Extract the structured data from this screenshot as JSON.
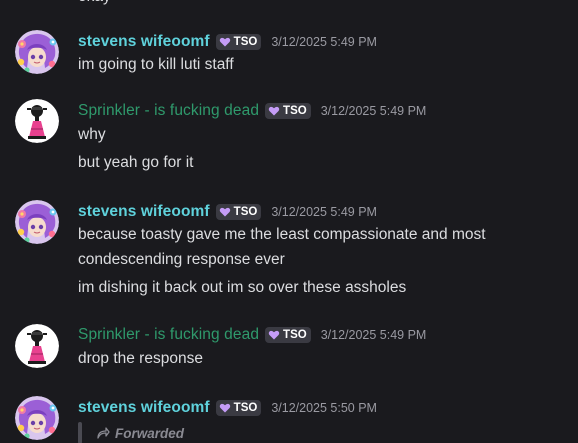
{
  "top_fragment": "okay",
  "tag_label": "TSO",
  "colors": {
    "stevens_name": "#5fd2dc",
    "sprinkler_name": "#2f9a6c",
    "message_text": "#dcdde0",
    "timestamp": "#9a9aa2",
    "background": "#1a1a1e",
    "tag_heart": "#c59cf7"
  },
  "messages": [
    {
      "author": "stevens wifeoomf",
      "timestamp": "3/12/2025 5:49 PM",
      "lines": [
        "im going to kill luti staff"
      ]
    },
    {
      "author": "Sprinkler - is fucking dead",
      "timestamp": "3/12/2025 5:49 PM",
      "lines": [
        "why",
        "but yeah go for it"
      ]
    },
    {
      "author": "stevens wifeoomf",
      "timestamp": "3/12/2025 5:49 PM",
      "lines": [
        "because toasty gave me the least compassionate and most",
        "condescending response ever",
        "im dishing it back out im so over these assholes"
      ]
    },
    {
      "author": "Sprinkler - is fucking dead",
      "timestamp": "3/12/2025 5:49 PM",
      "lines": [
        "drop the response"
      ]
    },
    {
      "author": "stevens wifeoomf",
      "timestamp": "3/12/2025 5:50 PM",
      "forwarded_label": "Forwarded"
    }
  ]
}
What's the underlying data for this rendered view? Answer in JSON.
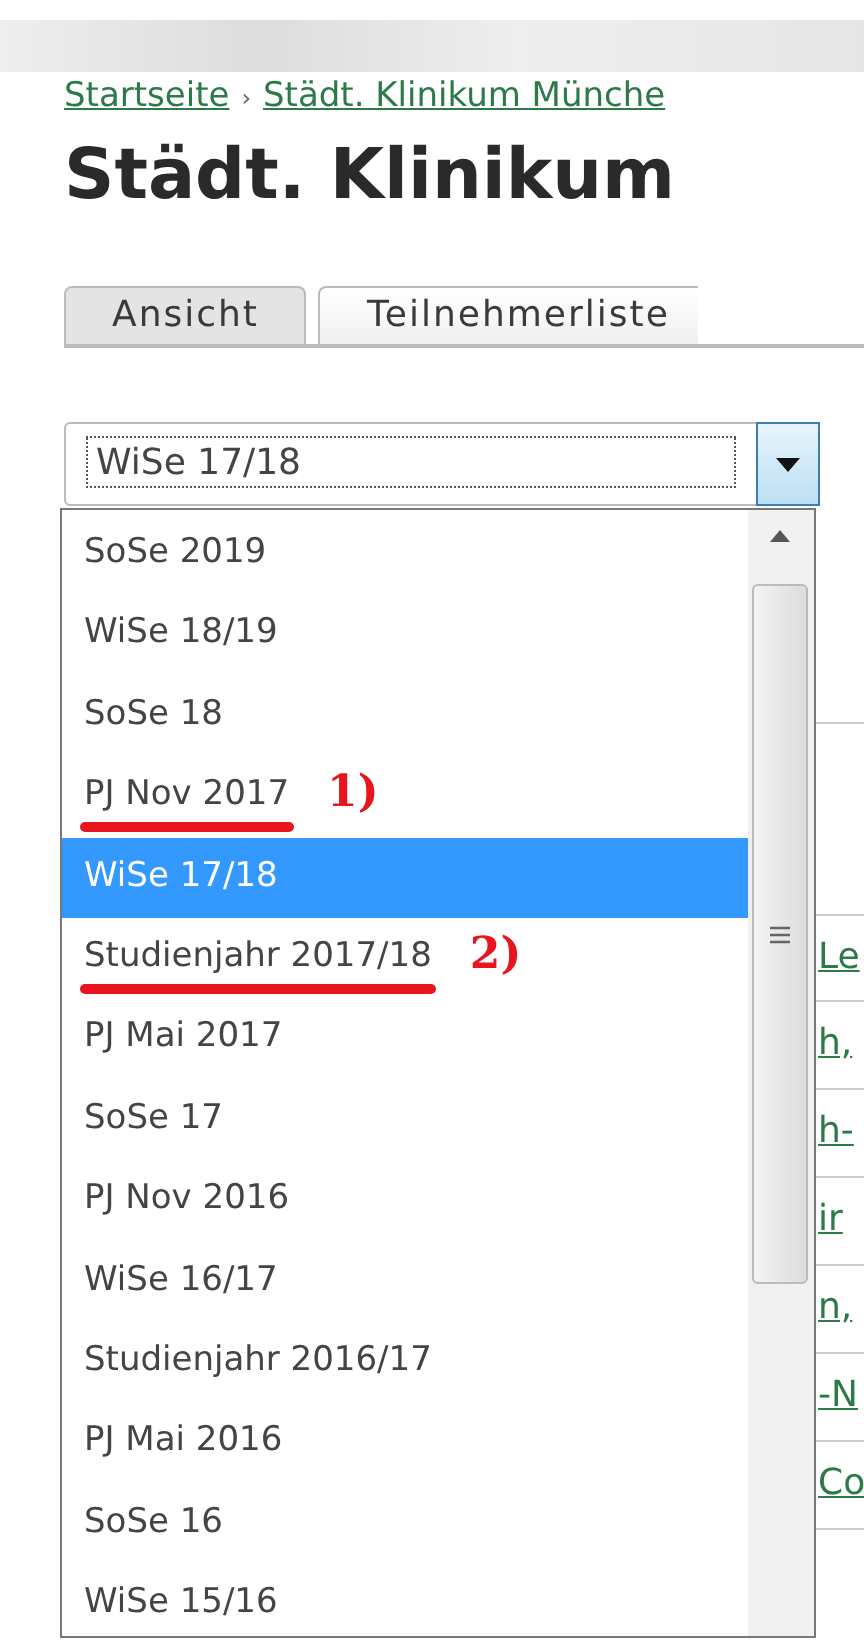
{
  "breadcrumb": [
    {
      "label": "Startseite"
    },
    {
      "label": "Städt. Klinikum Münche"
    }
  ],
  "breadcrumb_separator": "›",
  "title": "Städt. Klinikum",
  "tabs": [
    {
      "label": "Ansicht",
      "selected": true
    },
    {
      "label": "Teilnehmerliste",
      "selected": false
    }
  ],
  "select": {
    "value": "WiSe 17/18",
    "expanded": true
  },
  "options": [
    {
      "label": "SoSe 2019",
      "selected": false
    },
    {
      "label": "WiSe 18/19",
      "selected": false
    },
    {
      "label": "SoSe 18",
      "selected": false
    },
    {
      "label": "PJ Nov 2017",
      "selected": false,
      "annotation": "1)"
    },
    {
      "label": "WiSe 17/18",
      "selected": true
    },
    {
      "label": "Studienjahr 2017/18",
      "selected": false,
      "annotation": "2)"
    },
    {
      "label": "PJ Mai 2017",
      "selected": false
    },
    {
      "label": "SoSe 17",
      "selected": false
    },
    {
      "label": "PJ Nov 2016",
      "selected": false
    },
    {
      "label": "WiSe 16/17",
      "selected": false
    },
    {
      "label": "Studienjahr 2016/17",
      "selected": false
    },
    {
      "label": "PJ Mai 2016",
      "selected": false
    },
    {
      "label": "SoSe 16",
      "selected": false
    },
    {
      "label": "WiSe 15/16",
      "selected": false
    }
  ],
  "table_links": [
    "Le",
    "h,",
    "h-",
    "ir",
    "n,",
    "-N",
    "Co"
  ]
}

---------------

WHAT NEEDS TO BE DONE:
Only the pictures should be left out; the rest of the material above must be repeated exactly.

EXERCISE OUTPUT:
Extract the structured data from this screenshot as JSON.
{
  "top_fragment": "okay",
  "tag_label": "TSO",
  "colors": {
    "stevens_name": "#5fd2dc",
    "sprinkler_name": "#2f9a6c",
    "message_text": "#dcdde0",
    "timestamp": "#9a9aa2",
    "background": "#1a1a1e",
    "tag_heart": "#c59cf7"
  },
  "messages": [
    {
      "author": "stevens wifeoomf",
      "timestamp": "3/12/2025 5:49 PM",
      "lines": [
        "im going to kill luti staff"
      ]
    },
    {
      "author": "Sprinkler - is fucking dead",
      "timestamp": "3/12/2025 5:49 PM",
      "lines": [
        "why",
        "but yeah go for it"
      ]
    },
    {
      "author": "stevens wifeoomf",
      "timestamp": "3/12/2025 5:49 PM",
      "lines": [
        "because toasty gave me the least compassionate and most",
        "condescending response ever",
        "im dishing it back out im so over these assholes"
      ]
    },
    {
      "author": "Sprinkler - is fucking dead",
      "timestamp": "3/12/2025 5:49 PM",
      "lines": [
        "drop the response"
      ]
    },
    {
      "author": "stevens wifeoomf",
      "timestamp": "3/12/2025 5:50 PM",
      "forwarded_label": "Forwarded"
    }
  ]
}
What's the underlying data for this rendered view? Answer in JSON.
{
  "breadcrumb": [
    {
      "label": "Startseite"
    },
    {
      "label": "Städt. Klinikum Münche"
    }
  ],
  "breadcrumb_separator": "›",
  "title": "Städt. Klinikum",
  "tabs": [
    {
      "label": "Ansicht",
      "selected": true
    },
    {
      "label": "Teilnehmerliste",
      "selected": false
    }
  ],
  "select": {
    "value": "WiSe 17/18",
    "expanded": true
  },
  "options": [
    {
      "label": "SoSe 2019",
      "selected": false
    },
    {
      "label": "WiSe 18/19",
      "selected": false
    },
    {
      "label": "SoSe 18",
      "selected": false
    },
    {
      "label": "PJ Nov 2017",
      "selected": false,
      "annotation": "1)"
    },
    {
      "label": "WiSe 17/18",
      "selected": true
    },
    {
      "label": "Studienjahr 2017/18",
      "selected": false,
      "annotation": "2)"
    },
    {
      "label": "PJ Mai 2017",
      "selected": false
    },
    {
      "label": "SoSe 17",
      "selected": false
    },
    {
      "label": "PJ Nov 2016",
      "selected": false
    },
    {
      "label": "WiSe 16/17",
      "selected": false
    },
    {
      "label": "Studienjahr 2016/17",
      "selected": false
    },
    {
      "label": "PJ Mai 2016",
      "selected": false
    },
    {
      "label": "SoSe 16",
      "selected": false
    },
    {
      "label": "WiSe 15/16",
      "selected": false
    }
  ],
  "table_links": [
    "Le",
    "h,",
    "h-",
    "ir",
    "n,",
    "-N",
    "Co"
  ]
}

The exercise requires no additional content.